Leliana spotted the moon through the gap in the pipes above them every once in a while. It wasn’t much, but it was enough to get a sense of time, at least. She heard Karina keeping track of the watch schedule under her breath. The clang of boots on the walkway overhead receded into the distance for the fifth time before Teena popped out next to them. “I’ve got it!”
“You rigged it already?” Leliana asked.
“What!?” Teena Gaped. “No way, this thing is gonna take hours, they really leaned into the function over form mentality on this one,” she clucked her tongue.
“It is taking hours!” Leliana replied.
“Oh.” Teena said. “Still, I think I figured it out! If I reroute these command lines to the panels in my backpack, the remote operators won’t be able to shut us down before we get a chance to cause a ruckus! I’ll need to find the manual shutoffs for the hydraulic fluids too so we can isolate the guns from outside interference and then all they can really do is shut off the steam boilers, and that’ll take a good chunk of the wall out of commission until they can get down here and unscramble my genius handiwork.”
“Ah, nice…” Leliana nodded, unsure if she were brave enough to ask for a simpler explanation.
“The tour guide said these things could be rigged to fire continuously remotely. This,” she tapped a couple of buttons on the face of the cage hiding the enormous cannon, “is the manual operation interface. If you guys help me rip off some of these panels, I think we should be in business!” The moon had almost sunk the mountains by now, and the sky was beginning to brighten in the East.

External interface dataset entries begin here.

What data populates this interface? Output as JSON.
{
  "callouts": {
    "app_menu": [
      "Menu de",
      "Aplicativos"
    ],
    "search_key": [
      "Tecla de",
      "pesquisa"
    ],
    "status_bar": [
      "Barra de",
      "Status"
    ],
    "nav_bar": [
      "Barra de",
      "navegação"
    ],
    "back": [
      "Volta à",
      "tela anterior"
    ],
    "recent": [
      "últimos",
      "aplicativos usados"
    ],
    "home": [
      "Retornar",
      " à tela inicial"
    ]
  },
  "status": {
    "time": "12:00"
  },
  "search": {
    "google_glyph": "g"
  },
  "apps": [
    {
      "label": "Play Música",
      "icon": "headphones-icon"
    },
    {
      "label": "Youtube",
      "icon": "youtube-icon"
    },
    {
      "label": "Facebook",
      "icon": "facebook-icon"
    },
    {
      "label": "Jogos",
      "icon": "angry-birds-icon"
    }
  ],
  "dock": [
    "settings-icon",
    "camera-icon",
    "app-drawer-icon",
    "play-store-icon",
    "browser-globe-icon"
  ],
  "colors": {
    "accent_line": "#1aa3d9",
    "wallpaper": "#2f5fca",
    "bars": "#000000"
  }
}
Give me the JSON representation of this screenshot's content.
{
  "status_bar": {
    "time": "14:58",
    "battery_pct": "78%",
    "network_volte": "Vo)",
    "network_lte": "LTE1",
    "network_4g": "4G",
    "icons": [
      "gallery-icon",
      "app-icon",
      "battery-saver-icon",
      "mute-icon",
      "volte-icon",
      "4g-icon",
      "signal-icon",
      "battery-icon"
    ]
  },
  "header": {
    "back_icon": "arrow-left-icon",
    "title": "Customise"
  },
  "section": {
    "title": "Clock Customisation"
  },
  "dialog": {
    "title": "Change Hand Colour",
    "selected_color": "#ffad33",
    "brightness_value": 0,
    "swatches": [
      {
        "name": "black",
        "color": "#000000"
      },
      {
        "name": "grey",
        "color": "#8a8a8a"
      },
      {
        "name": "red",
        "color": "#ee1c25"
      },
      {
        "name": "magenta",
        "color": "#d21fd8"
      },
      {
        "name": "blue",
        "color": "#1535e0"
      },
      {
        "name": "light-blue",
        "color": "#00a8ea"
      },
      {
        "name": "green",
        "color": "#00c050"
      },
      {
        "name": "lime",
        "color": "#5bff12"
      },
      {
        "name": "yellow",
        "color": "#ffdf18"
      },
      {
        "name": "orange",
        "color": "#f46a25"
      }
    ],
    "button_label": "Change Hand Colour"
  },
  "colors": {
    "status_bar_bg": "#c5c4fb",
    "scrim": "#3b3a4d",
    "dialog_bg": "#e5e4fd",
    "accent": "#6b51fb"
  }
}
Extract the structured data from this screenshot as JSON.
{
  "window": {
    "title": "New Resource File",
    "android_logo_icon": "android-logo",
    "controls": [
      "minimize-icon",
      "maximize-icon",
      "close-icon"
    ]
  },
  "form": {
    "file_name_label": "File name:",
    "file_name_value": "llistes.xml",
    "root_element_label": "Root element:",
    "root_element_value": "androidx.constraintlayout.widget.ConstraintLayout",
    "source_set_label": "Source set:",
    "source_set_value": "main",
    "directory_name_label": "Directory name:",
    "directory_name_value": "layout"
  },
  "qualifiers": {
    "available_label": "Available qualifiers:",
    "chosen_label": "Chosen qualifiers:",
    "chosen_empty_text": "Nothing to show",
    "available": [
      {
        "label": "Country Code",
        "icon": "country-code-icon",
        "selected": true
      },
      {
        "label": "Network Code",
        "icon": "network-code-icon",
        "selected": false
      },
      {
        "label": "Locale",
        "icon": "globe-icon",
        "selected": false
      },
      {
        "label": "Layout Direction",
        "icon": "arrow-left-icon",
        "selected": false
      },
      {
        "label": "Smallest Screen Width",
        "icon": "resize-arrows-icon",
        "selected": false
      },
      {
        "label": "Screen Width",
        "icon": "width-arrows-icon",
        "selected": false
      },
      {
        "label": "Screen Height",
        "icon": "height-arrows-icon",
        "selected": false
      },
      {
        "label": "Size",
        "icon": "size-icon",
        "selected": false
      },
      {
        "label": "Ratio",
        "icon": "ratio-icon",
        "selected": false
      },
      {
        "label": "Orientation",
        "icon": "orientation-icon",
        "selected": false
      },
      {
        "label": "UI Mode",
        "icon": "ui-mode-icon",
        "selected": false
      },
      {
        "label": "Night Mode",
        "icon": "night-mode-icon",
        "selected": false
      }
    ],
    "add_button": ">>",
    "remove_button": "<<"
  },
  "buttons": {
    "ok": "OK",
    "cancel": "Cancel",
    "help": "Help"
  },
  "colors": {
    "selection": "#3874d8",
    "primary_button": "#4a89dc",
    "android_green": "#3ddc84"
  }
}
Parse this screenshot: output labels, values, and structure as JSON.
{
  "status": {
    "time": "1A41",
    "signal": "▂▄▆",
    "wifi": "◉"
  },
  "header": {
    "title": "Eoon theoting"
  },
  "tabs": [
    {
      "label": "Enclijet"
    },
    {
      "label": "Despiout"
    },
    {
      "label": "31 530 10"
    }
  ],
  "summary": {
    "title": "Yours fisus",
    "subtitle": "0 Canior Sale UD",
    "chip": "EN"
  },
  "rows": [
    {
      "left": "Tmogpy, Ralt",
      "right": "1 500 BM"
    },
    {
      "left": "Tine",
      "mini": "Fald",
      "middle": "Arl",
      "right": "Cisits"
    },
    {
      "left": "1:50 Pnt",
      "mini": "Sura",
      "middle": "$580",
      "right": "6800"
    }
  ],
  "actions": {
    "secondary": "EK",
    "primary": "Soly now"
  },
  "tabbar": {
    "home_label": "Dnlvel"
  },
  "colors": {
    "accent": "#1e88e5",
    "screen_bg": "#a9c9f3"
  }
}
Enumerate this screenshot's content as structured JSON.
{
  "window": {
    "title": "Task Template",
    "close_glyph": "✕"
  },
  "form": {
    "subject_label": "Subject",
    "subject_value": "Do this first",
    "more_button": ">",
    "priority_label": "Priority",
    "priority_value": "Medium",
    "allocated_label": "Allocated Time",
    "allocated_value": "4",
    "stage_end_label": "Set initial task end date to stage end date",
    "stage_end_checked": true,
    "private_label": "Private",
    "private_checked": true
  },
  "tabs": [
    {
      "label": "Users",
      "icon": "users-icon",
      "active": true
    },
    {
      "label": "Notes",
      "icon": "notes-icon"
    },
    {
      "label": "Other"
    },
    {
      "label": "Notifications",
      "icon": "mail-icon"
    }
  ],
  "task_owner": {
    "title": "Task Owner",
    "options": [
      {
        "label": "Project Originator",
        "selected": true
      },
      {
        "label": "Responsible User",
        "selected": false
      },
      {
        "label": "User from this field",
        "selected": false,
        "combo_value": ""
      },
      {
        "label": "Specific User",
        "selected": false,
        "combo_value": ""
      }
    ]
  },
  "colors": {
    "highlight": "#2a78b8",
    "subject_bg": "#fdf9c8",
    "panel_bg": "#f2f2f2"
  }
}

“How long is this going to take?” Leliana asked, ripping a thin sheet of metal from the panel.
“Oh hours and hours,” Teena replied. “They’re sloppy, but they’re not stupid. Help me get to as many as we can and we’ll signal the others at noon!”
“Are you sure we have that kind of time?” Karina was looking anxiously up and down the street, listening for signs of life.
“Nope!” Teena giggled. “You run lookout sis! If you see anyone, scream like an eagle!”
“Eagles don’t scream,” Karina said flatly.
“Shriek like a sky eater!”
“Oh fine, just come tell us then okay?”
Karina grumbled, but paused before stalking into the shadows. “Teena. You’re not going to k…kill all those people out there. Are you?”
“WHAT!? No way, are you crazy? I said ruckus, not slaughter!”
Karina slipped out into the night, leaving Leliana with one energetic engineer. Teena rubbed her hands together and yanked a blue wire from the panel. “Alright Gungrave, show me what you got!”
The grinding of the elevator was loud. Embarrassingly loud. It also liked to jerk back and forth randomly, a nauseating dance nobody asked for.
Is this really the best they have? Lilith scowled. It was true that thing they found a few years ago had propelled them decades, centuries into the future of technology. But she’d put more than enough of it to market by now for them to have reverse engineered an elevator, at the very least.
She sighed, stepping into the empty top floor of the hotel. The quelling of the riots had been inconvenient, but smart…for Gungrave. She paused at a South-facing window to admire the moon as it sunk beneath The Watchers. “You’re out there somewhere, girl. Make your move…”